"Killing me," he muttered as he made his way up First Avenue to the deposit box on Fifth Street. In the fast Jewish four-beat, Rabbinowitz and his money were getting to Fifth Street quickly, charting a determined course around the amblers and street hustlers brought out by the first heat of summer and the halfhearted cooling rain, which had already stopped. One two-three four—hey!

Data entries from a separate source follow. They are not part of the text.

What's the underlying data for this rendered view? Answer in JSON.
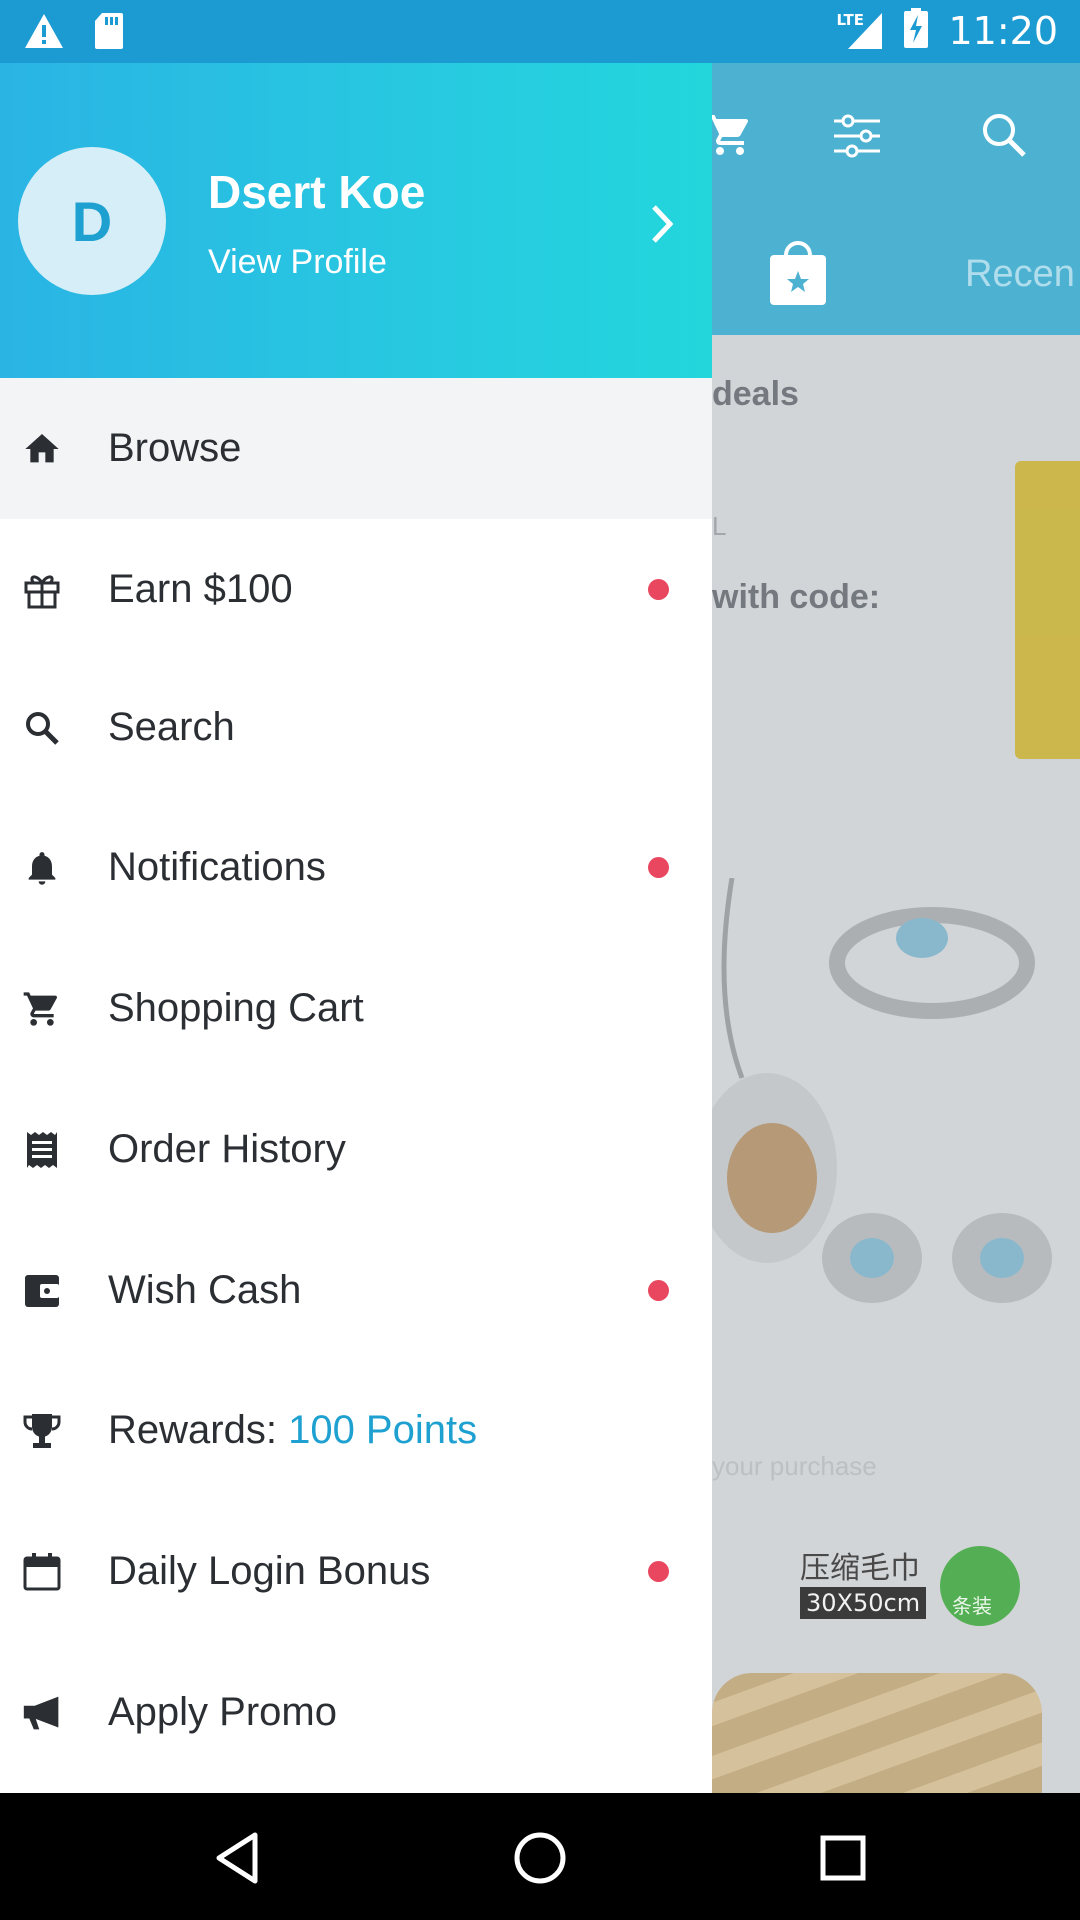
{
  "status_bar": {
    "time": "11:20",
    "network": "LTE",
    "left_icons": [
      "warning-icon",
      "sd-card-icon"
    ],
    "right_icons": [
      "lte-signal-icon",
      "battery-charging-icon"
    ]
  },
  "background_app": {
    "header_icons": [
      "cart-icon",
      "filter-icon",
      "search-icon",
      "bag-star-icon"
    ],
    "tab_partial": "Recen",
    "deals_partial": "deals",
    "l_partial": "L",
    "code_partial": "with code:",
    "purchase_partial": "your purchase",
    "towel_zh": "压缩毛巾",
    "towel_size": "30X50cm",
    "towel_badge": "条装"
  },
  "drawer": {
    "header": {
      "avatar_letter": "D",
      "name": "Dsert Koe",
      "link": "View Profile"
    },
    "items": [
      {
        "label": "Browse",
        "icon": "home-icon",
        "badge": false,
        "active": true
      },
      {
        "label": "Earn $100",
        "icon": "gift-icon",
        "badge": true
      },
      {
        "label": "Search",
        "icon": "search-icon",
        "badge": false
      },
      {
        "label": "Notifications",
        "icon": "bell-icon",
        "badge": true
      },
      {
        "label": "Shopping Cart",
        "icon": "cart-icon",
        "badge": false
      },
      {
        "label": "Order History",
        "icon": "receipt-icon",
        "badge": false
      },
      {
        "label": "Wish Cash",
        "icon": "wallet-icon",
        "badge": true
      },
      {
        "label": "Rewards:",
        "accent": "100 Points",
        "icon": "trophy-icon",
        "badge": false
      },
      {
        "label": "Daily Login Bonus",
        "icon": "calendar-icon",
        "badge": true
      },
      {
        "label": "Apply Promo",
        "icon": "megaphone-icon",
        "badge": false
      }
    ]
  },
  "nav_bar": {
    "buttons": [
      "back-icon",
      "home-icon",
      "recents-icon"
    ]
  },
  "colors": {
    "accent": "#1ea0d0",
    "badge": "#e8475f",
    "status_bar": "#1c9bd3"
  }
}
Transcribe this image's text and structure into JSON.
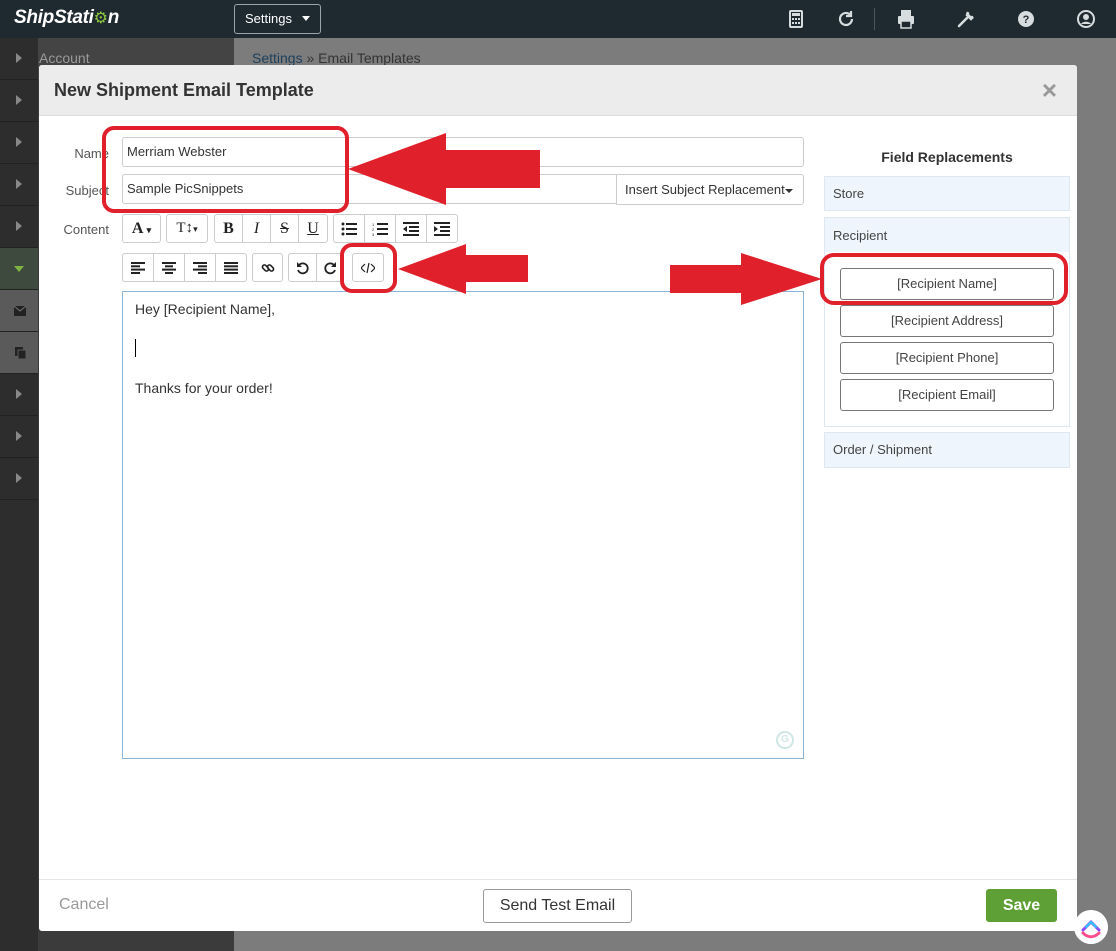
{
  "app": {
    "logo_text": "ShipStati",
    "logo_tail": "n"
  },
  "topbar": {
    "settings_label": "Settings"
  },
  "background": {
    "sidebar_account": "Account",
    "breadcrumb_link": "Settings",
    "breadcrumb_sep": " » ",
    "breadcrumb_current": "Email Templates"
  },
  "modal": {
    "title": "New Shipment Email Template",
    "close_glyph": "×",
    "name_label": "Name",
    "name_value": "Merriam Webster",
    "subject_label": "Subject",
    "subject_value": "Sample PicSnippets",
    "subject_replacement_label": "Insert Subject Replacement",
    "content_label": "Content",
    "toolbar": {
      "font_label": "A",
      "size_label": "T↕",
      "bold": "B",
      "italic": "I",
      "strike": "S",
      "underline": "U"
    },
    "editor_lines": [
      "Hey [Recipient Name],",
      "",
      "Thanks for your order!"
    ],
    "field_replacements": {
      "title": "Field Replacements",
      "store": "Store",
      "recipient": "Recipient",
      "recipient_fields": [
        "[Recipient Name]",
        "[Recipient Address]",
        "[Recipient Phone]",
        "[Recipient Email]"
      ],
      "order_shipment": "Order / Shipment"
    },
    "footer": {
      "cancel": "Cancel",
      "send_test": "Send Test Email",
      "save": "Save"
    }
  },
  "colors": {
    "topbar_bg": "#1f2a30",
    "accent_green": "#5fa036",
    "annotation_red": "#e0202a",
    "panel_blue": "#eef5fc"
  },
  "icons": [
    "calculator-icon",
    "refresh-icon",
    "printer-icon",
    "wrench-icon",
    "help-icon",
    "user-icon",
    "envelope-icon",
    "copy-icon",
    "source-code-icon",
    "link-icon",
    "undo-icon",
    "redo-icon"
  ]
}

A man was waiting for him, a large, dark-skinned man with eyes that seemed unable to focus. The pupils looked wide enough to take in all the night light on Fifth Street. He blinked continually as his shaking hands lifted an automatic pistol of a dull-finished metal, the first bullet already in the chamber, to the back of Eli Rabbinowitz's head. The steady finger of his shaking hand squeezed the trigger, jerking Eli forward and exploding most of his face onto the brass fittings of the night deposit box. The police would observe that the assailant must have been much taller than the victim. This was deduced by the downward angle from the entry wound at the top of the head and the low height of the place where the pieces that had been Eli Rabbinowitz's face hit the wall and the box. A pool of dark blood marked the spot on the sidewalk where Eli's body fell without the canvas bag. Rabbinowitz probably died instantly, but had he lived another minute, he might have laughed at the thought that because of the picketing, the thief had lost out on more than $10,000.